- What to work on: Could you give the data below again, exactly and completely?

- Input records:
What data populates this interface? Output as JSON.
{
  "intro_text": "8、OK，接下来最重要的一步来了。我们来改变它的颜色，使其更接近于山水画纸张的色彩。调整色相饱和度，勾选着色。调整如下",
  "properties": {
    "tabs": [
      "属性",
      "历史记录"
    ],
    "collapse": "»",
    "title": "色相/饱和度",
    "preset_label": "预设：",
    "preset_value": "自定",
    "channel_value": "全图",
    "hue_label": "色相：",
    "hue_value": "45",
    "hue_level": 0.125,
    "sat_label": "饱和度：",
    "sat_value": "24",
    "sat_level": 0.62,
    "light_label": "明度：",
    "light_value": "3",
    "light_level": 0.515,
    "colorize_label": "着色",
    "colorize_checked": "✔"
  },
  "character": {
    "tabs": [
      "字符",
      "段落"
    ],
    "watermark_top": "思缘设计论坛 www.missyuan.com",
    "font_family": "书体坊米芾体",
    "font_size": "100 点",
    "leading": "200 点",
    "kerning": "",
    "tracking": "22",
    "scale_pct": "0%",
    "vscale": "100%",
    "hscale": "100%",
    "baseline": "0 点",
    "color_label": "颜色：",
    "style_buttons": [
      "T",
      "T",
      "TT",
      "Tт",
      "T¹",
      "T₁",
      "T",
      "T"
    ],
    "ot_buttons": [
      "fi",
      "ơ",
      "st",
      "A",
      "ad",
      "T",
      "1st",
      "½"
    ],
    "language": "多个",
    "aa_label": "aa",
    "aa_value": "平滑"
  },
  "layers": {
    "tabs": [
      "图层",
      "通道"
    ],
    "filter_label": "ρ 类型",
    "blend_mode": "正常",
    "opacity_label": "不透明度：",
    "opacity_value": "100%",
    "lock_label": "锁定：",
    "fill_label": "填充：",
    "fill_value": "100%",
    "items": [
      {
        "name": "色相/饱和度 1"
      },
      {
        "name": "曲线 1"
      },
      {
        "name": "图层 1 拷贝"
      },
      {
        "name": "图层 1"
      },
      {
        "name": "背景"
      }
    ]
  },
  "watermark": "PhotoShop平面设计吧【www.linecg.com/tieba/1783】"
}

- Task response:
What data populates this interface? Output as JSON.
{
  "intro_text": "8、OK，接下来最重要的一步来了。我们来改变它的颜色，使其更接近于山水画纸张的色彩。调整色相饱和度，勾选着色。调整如下",
  "properties": {
    "tabs": [
      "属性",
      "历史记录"
    ],
    "collapse": "»",
    "title": "色相/饱和度",
    "preset_label": "预设：",
    "preset_value": "自定",
    "channel_value": "全图",
    "hue_label": "色相：",
    "hue_value": "45",
    "hue_level": 0.125,
    "sat_label": "饱和度：",
    "sat_value": "24",
    "sat_level": 0.62,
    "light_label": "明度：",
    "light_value": "3",
    "light_level": 0.515,
    "colorize_label": "着色",
    "colorize_checked": "✔"
  },
  "character": {
    "tabs": [
      "字符",
      "段落"
    ],
    "watermark_top": "思缘设计论坛 www.missyuan.com",
    "font_family": "书体坊米芾体",
    "font_size": "100 点",
    "leading": "200 点",
    "kerning": "",
    "tracking": "22",
    "scale_pct": "0%",
    "vscale": "100%",
    "hscale": "100%",
    "baseline": "0 点",
    "color_label": "颜色：",
    "style_buttons": [
      "T",
      "T",
      "TT",
      "Tт",
      "T¹",
      "T₁",
      "T",
      "T"
    ],
    "ot_buttons": [
      "fi",
      "ơ",
      "st",
      "A",
      "ad",
      "T",
      "1st",
      "½"
    ],
    "language": "多个",
    "aa_label": "aa",
    "aa_value": "平滑"
  },
  "layers": {
    "tabs": [
      "图层",
      "通道"
    ],
    "filter_label": "ρ 类型",
    "blend_mode": "正常",
    "opacity_label": "不透明度：",
    "opacity_value": "100%",
    "lock_label": "锁定：",
    "fill_label": "填充：",
    "fill_value": "100%",
    "items": [
      {
        "name": "色相/饱和度 1"
      },
      {
        "name": "曲线 1"
      },
      {
        "name": "图层 1 拷贝"
      },
      {
        "name": "图层 1"
      },
      {
        "name": "背景"
      }
    ]
  },
  "watermark": "PhotoShop平面设计吧【www.linecg.com/tieba/1783】"
}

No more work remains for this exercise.